### Aim of the task
For the word "JSON", work out how many lines in the records below contain it and state that count alone.

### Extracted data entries
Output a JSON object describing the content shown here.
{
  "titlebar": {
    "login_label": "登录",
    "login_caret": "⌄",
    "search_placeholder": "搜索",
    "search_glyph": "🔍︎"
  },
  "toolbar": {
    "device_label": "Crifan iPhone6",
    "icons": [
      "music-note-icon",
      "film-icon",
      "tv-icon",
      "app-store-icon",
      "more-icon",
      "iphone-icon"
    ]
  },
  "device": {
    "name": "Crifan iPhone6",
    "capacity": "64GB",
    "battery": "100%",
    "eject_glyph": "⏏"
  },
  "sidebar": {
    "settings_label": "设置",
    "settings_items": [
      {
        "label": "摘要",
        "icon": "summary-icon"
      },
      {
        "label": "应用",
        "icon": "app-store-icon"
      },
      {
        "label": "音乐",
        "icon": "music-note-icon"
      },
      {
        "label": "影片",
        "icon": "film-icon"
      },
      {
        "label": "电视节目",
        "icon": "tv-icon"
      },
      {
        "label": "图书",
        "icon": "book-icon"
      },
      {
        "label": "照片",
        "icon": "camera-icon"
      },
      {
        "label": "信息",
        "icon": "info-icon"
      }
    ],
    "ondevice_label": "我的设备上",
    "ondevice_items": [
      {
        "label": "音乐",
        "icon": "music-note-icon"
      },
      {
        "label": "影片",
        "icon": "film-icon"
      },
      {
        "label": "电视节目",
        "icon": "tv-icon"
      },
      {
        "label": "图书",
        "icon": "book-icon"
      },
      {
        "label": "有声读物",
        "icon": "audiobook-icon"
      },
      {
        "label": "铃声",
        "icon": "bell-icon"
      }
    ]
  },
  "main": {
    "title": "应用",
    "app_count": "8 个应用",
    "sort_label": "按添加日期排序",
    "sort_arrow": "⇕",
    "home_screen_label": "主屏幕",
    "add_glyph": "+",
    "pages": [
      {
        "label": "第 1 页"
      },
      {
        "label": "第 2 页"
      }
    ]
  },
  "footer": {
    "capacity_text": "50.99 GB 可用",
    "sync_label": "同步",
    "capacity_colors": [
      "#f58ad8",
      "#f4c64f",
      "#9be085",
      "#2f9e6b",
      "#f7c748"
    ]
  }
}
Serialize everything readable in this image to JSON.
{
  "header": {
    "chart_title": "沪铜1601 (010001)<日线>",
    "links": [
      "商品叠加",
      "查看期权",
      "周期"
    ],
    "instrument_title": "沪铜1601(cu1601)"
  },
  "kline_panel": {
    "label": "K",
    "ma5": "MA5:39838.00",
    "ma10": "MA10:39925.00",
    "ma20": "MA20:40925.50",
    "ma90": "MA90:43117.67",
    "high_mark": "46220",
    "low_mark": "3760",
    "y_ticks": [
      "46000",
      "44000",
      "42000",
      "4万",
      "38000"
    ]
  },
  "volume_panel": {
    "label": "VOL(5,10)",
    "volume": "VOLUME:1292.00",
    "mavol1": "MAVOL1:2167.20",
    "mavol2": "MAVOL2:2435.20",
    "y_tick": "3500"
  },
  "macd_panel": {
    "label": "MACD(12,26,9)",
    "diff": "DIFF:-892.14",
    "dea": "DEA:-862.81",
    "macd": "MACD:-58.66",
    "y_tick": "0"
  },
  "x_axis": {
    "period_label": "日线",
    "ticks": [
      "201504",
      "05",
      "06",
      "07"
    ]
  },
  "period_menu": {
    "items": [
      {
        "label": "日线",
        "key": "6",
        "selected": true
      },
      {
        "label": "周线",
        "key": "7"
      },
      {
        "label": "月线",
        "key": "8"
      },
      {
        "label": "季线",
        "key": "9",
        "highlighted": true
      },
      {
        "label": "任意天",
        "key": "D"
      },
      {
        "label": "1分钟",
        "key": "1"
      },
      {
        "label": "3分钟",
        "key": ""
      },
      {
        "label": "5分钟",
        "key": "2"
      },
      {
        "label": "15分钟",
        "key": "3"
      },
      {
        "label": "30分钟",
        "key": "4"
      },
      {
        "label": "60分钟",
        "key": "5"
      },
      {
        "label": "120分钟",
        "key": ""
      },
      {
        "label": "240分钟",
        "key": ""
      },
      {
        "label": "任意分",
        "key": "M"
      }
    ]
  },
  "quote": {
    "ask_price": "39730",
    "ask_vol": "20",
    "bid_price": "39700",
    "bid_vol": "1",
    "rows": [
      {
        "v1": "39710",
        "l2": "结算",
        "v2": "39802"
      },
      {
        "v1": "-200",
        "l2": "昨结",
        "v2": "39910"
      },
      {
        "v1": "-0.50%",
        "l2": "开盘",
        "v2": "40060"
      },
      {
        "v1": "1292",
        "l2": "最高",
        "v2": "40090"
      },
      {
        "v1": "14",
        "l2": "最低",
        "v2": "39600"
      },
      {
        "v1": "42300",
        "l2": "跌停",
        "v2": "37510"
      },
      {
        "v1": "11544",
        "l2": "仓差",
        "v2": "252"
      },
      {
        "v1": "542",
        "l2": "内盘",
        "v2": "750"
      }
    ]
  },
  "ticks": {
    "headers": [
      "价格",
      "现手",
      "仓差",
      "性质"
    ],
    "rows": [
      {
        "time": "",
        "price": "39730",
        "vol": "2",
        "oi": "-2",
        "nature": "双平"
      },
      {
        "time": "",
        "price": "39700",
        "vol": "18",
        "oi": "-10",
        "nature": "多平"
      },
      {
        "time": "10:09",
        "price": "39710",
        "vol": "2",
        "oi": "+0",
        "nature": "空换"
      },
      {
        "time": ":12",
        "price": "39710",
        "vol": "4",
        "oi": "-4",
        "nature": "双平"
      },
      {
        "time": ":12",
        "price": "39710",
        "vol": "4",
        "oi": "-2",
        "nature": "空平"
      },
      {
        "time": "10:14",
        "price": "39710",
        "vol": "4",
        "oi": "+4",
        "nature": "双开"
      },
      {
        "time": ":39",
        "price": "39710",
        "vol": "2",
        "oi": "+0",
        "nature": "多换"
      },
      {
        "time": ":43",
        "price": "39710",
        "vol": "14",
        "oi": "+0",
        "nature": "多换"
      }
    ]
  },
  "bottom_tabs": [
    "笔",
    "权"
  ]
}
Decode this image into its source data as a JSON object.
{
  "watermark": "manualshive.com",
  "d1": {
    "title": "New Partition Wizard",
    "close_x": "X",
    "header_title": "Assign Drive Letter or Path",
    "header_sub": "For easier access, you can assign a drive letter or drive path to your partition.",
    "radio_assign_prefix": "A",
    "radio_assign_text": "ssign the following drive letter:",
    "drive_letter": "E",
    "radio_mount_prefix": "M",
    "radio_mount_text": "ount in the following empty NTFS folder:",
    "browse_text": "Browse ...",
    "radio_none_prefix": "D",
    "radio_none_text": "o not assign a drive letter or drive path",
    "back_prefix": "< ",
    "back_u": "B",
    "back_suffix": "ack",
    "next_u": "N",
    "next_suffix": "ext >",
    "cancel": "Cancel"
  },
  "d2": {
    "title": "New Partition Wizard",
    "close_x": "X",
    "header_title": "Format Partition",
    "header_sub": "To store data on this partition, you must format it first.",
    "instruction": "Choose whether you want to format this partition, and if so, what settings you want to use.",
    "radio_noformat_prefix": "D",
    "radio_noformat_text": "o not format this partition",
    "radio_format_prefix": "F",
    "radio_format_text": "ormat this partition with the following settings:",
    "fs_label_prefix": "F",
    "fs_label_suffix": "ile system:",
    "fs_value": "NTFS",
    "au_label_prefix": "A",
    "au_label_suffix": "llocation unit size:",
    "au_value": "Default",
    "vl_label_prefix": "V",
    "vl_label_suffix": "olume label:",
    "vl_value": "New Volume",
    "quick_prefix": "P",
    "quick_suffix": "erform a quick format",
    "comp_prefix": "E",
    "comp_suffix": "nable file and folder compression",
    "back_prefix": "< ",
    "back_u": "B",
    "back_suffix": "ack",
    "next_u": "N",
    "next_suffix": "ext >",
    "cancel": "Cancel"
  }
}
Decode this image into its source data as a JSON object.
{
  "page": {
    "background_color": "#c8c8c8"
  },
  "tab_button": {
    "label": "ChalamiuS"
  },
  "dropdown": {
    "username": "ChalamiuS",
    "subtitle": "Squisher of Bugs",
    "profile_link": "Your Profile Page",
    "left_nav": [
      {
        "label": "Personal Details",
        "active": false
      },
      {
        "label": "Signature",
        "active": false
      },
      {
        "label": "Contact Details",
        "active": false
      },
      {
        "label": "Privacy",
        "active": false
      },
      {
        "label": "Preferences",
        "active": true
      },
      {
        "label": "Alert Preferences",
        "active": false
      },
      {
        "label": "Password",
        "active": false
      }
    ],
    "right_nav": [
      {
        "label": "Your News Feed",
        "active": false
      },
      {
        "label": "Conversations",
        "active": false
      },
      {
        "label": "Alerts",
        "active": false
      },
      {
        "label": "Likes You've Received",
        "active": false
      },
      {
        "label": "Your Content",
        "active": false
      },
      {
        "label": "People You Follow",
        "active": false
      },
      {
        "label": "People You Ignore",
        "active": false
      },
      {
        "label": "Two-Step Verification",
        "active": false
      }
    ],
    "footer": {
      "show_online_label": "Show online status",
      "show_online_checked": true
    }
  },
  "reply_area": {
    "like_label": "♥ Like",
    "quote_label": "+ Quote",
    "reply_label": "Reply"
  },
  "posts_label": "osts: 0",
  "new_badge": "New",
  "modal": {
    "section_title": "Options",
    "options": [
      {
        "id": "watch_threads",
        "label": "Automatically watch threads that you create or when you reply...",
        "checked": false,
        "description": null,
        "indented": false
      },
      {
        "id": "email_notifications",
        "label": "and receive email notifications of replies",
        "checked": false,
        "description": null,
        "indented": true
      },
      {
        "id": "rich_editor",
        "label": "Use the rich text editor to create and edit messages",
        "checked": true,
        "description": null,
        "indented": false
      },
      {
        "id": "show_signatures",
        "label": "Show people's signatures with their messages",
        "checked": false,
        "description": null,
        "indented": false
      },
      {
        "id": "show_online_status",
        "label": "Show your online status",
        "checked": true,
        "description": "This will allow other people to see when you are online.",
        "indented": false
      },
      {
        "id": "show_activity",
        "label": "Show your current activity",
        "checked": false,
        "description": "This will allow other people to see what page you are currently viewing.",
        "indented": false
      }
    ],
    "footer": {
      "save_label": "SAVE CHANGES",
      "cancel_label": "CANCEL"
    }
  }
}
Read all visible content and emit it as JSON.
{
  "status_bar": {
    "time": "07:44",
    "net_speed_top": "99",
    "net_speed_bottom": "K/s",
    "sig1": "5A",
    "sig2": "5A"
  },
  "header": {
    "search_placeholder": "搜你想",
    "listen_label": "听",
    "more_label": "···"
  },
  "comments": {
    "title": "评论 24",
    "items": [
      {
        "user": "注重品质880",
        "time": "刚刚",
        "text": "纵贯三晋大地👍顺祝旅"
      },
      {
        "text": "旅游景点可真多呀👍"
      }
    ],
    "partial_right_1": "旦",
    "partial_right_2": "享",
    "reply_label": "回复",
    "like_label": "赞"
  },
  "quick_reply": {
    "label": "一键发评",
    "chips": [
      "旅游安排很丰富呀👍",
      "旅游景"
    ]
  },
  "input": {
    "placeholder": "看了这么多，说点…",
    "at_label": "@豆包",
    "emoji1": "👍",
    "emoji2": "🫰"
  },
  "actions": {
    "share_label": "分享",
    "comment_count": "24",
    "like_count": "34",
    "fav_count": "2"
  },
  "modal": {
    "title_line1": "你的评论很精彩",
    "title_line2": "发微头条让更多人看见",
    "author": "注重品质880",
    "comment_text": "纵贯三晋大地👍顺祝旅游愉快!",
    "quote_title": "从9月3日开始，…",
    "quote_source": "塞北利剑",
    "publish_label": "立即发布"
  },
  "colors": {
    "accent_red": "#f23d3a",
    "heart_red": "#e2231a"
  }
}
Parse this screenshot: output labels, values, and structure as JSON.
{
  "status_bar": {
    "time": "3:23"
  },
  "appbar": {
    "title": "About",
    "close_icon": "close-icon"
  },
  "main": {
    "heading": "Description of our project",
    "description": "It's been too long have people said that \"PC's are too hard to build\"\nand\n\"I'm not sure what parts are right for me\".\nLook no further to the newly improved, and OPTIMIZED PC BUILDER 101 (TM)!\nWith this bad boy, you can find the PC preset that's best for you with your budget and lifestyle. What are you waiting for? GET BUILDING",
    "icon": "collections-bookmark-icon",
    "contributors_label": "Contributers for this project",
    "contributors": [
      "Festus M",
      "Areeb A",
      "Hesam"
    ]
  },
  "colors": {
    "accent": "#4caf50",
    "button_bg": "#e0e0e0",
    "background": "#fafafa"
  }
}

### Response to the task
6